→ What to work on
Every word in the data below belongs in your copy, exactly as given; the pictures do not.

[Dataset rows describing interfaces]
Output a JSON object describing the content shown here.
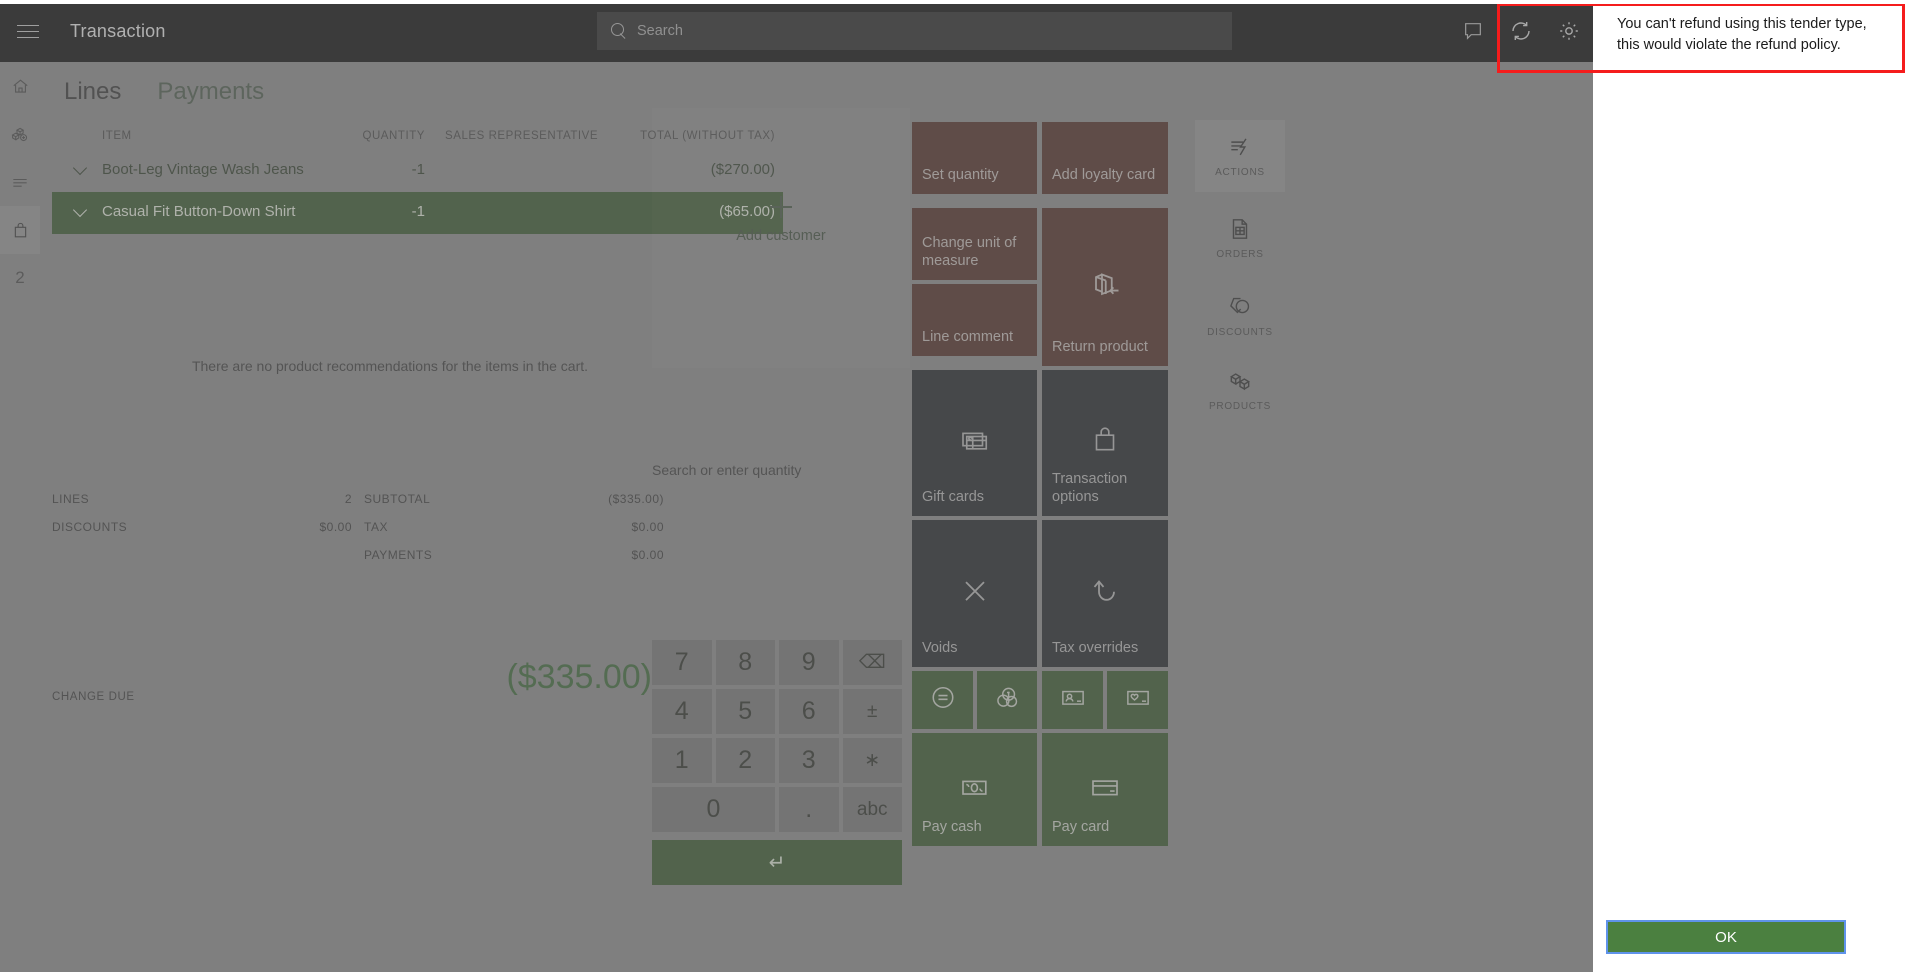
{
  "header": {
    "title": "Transaction",
    "search_placeholder": "Search",
    "menu_icon": "hamburger-icon",
    "icons": [
      "feedback-icon",
      "sync-icon",
      "settings-gear-icon"
    ]
  },
  "leftnav": {
    "items": [
      {
        "icon": "home-icon",
        "name": "home"
      },
      {
        "icon": "inventory-boxes-icon",
        "name": "inventory"
      },
      {
        "icon": "list-lines-icon",
        "name": "lines"
      },
      {
        "icon": "shopping-bag-icon",
        "name": "cart",
        "active": true
      }
    ],
    "badge_count": "2"
  },
  "cart": {
    "tabs": [
      {
        "label": "Lines",
        "active": true
      },
      {
        "label": "Payments",
        "active": false
      }
    ],
    "columns": {
      "item": "ITEM",
      "quantity": "QUANTITY",
      "sales_representative": "SALES REPRESENTATIVE",
      "total": "TOTAL (WITHOUT TAX)"
    },
    "rows": [
      {
        "item": "Boot-Leg Vintage Wash Jeans",
        "quantity": "-1",
        "rep": "",
        "total": "($270.00)",
        "selected": false
      },
      {
        "item": "Casual Fit Button-Down Shirt",
        "quantity": "-1",
        "rep": "",
        "total": "($65.00)",
        "selected": true
      }
    ],
    "no_recommendations": "There are no product recommendations for the items in the cart.",
    "totals": {
      "lines_label": "LINES",
      "lines_value": "2",
      "discounts_label": "DISCOUNTS",
      "discounts_value": "$0.00",
      "subtotal_label": "SUBTOTAL",
      "subtotal_value": "($335.00)",
      "tax_label": "TAX",
      "tax_value": "$0.00",
      "payments_label": "PAYMENTS",
      "payments_value": "$0.00"
    },
    "change_due_label": "CHANGE DUE",
    "change_due_value": "($335.00)"
  },
  "customer": {
    "add_label": "Add customer",
    "quantity_placeholder": "Search or enter quantity"
  },
  "keypad": {
    "keys": [
      "7",
      "8",
      "9",
      "⌫",
      "4",
      "5",
      "6",
      "±",
      "1",
      "2",
      "3",
      "∗",
      "0",
      ".",
      "abc"
    ],
    "enter": "↵"
  },
  "tiles": [
    {
      "label": "Set quantity",
      "style": "red",
      "icon": null
    },
    {
      "label": "Add loyalty card",
      "style": "red",
      "icon": null
    },
    {
      "label": "Change unit of measure",
      "style": "red",
      "icon": null
    },
    {
      "label": "Return product",
      "style": "red",
      "icon": "return-product-icon"
    },
    {
      "label": "Line comment",
      "style": "red",
      "icon": null
    },
    {
      "label": "Gift cards",
      "style": "dark",
      "icon": "gift-card-icon"
    },
    {
      "label": "Transaction options",
      "style": "dark",
      "icon": "shopping-bag-icon"
    },
    {
      "label": "Voids",
      "style": "dark",
      "icon": "close-x-icon"
    },
    {
      "label": "Tax overrides",
      "style": "dark",
      "icon": "undo-arrow-icon"
    },
    {
      "label": "",
      "style": "green",
      "icon": "equals-circle-icon"
    },
    {
      "label": "",
      "style": "green",
      "icon": "currency-coins-icon"
    },
    {
      "label": "",
      "style": "green",
      "icon": "id-card-icon"
    },
    {
      "label": "",
      "style": "green",
      "icon": "gift-card-heart-icon"
    },
    {
      "label": "Pay cash",
      "style": "green",
      "icon": "cash-bill-icon"
    },
    {
      "label": "Pay card",
      "style": "green",
      "icon": "credit-card-icon"
    }
  ],
  "rail": [
    {
      "label": "ACTIONS",
      "icon": "actions-lightning-icon",
      "active": true
    },
    {
      "label": "ORDERS",
      "icon": "orders-document-icon",
      "active": false
    },
    {
      "label": "DISCOUNTS",
      "icon": "discount-tag-icon",
      "active": false
    },
    {
      "label": "PRODUCTS",
      "icon": "products-cubes-icon",
      "active": false
    }
  ],
  "dialog": {
    "message": "You can't refund using this tender type, this would violate the refund policy.",
    "ok_label": "OK"
  },
  "colors": {
    "accent_green": "#2b4a21",
    "tile_red": "#432019",
    "tile_dark": "#15181c",
    "canvas_grey": "#7f7f7f",
    "topbar_black": "#000000",
    "highlight_red": "#f51c1c",
    "ok_button_green": "#4b8040",
    "focus_blue": "#5f93ea"
  }
}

→ Your solution
Output a JSON object describing the content shown here.
{
  "header": {
    "title": "Transaction",
    "search_placeholder": "Search",
    "menu_icon": "hamburger-icon",
    "icons": [
      "feedback-icon",
      "sync-icon",
      "settings-gear-icon"
    ]
  },
  "leftnav": {
    "items": [
      {
        "icon": "home-icon",
        "name": "home"
      },
      {
        "icon": "inventory-boxes-icon",
        "name": "inventory"
      },
      {
        "icon": "list-lines-icon",
        "name": "lines"
      },
      {
        "icon": "shopping-bag-icon",
        "name": "cart",
        "active": true
      }
    ],
    "badge_count": "2"
  },
  "cart": {
    "tabs": [
      {
        "label": "Lines",
        "active": true
      },
      {
        "label": "Payments",
        "active": false
      }
    ],
    "columns": {
      "item": "ITEM",
      "quantity": "QUANTITY",
      "sales_representative": "SALES REPRESENTATIVE",
      "total": "TOTAL (WITHOUT TAX)"
    },
    "rows": [
      {
        "item": "Boot-Leg Vintage Wash Jeans",
        "quantity": "-1",
        "rep": "",
        "total": "($270.00)",
        "selected": false
      },
      {
        "item": "Casual Fit Button-Down Shirt",
        "quantity": "-1",
        "rep": "",
        "total": "($65.00)",
        "selected": true
      }
    ],
    "no_recommendations": "There are no product recommendations for the items in the cart.",
    "totals": {
      "lines_label": "LINES",
      "lines_value": "2",
      "discounts_label": "DISCOUNTS",
      "discounts_value": "$0.00",
      "subtotal_label": "SUBTOTAL",
      "subtotal_value": "($335.00)",
      "tax_label": "TAX",
      "tax_value": "$0.00",
      "payments_label": "PAYMENTS",
      "payments_value": "$0.00"
    },
    "change_due_label": "CHANGE DUE",
    "change_due_value": "($335.00)"
  },
  "customer": {
    "add_label": "Add customer",
    "quantity_placeholder": "Search or enter quantity"
  },
  "keypad": {
    "keys": [
      "7",
      "8",
      "9",
      "⌫",
      "4",
      "5",
      "6",
      "±",
      "1",
      "2",
      "3",
      "∗",
      "0",
      ".",
      "abc"
    ],
    "enter": "↵"
  },
  "tiles": [
    {
      "label": "Set quantity",
      "style": "red",
      "icon": null
    },
    {
      "label": "Add loyalty card",
      "style": "red",
      "icon": null
    },
    {
      "label": "Change unit of measure",
      "style": "red",
      "icon": null
    },
    {
      "label": "Return product",
      "style": "red",
      "icon": "return-product-icon"
    },
    {
      "label": "Line comment",
      "style": "red",
      "icon": null
    },
    {
      "label": "Gift cards",
      "style": "dark",
      "icon": "gift-card-icon"
    },
    {
      "label": "Transaction options",
      "style": "dark",
      "icon": "shopping-bag-icon"
    },
    {
      "label": "Voids",
      "style": "dark",
      "icon": "close-x-icon"
    },
    {
      "label": "Tax overrides",
      "style": "dark",
      "icon": "undo-arrow-icon"
    },
    {
      "label": "",
      "style": "green",
      "icon": "equals-circle-icon"
    },
    {
      "label": "",
      "style": "green",
      "icon": "currency-coins-icon"
    },
    {
      "label": "",
      "style": "green",
      "icon": "id-card-icon"
    },
    {
      "label": "",
      "style": "green",
      "icon": "gift-card-heart-icon"
    },
    {
      "label": "Pay cash",
      "style": "green",
      "icon": "cash-bill-icon"
    },
    {
      "label": "Pay card",
      "style": "green",
      "icon": "credit-card-icon"
    }
  ],
  "rail": [
    {
      "label": "ACTIONS",
      "icon": "actions-lightning-icon",
      "active": true
    },
    {
      "label": "ORDERS",
      "icon": "orders-document-icon",
      "active": false
    },
    {
      "label": "DISCOUNTS",
      "icon": "discount-tag-icon",
      "active": false
    },
    {
      "label": "PRODUCTS",
      "icon": "products-cubes-icon",
      "active": false
    }
  ],
  "dialog": {
    "message": "You can't refund using this tender type, this would violate the refund policy.",
    "ok_label": "OK"
  },
  "colors": {
    "accent_green": "#2b4a21",
    "tile_red": "#432019",
    "tile_dark": "#15181c",
    "canvas_grey": "#7f7f7f",
    "topbar_black": "#000000",
    "highlight_red": "#f51c1c",
    "ok_button_green": "#4b8040",
    "focus_blue": "#5f93ea"
  }
}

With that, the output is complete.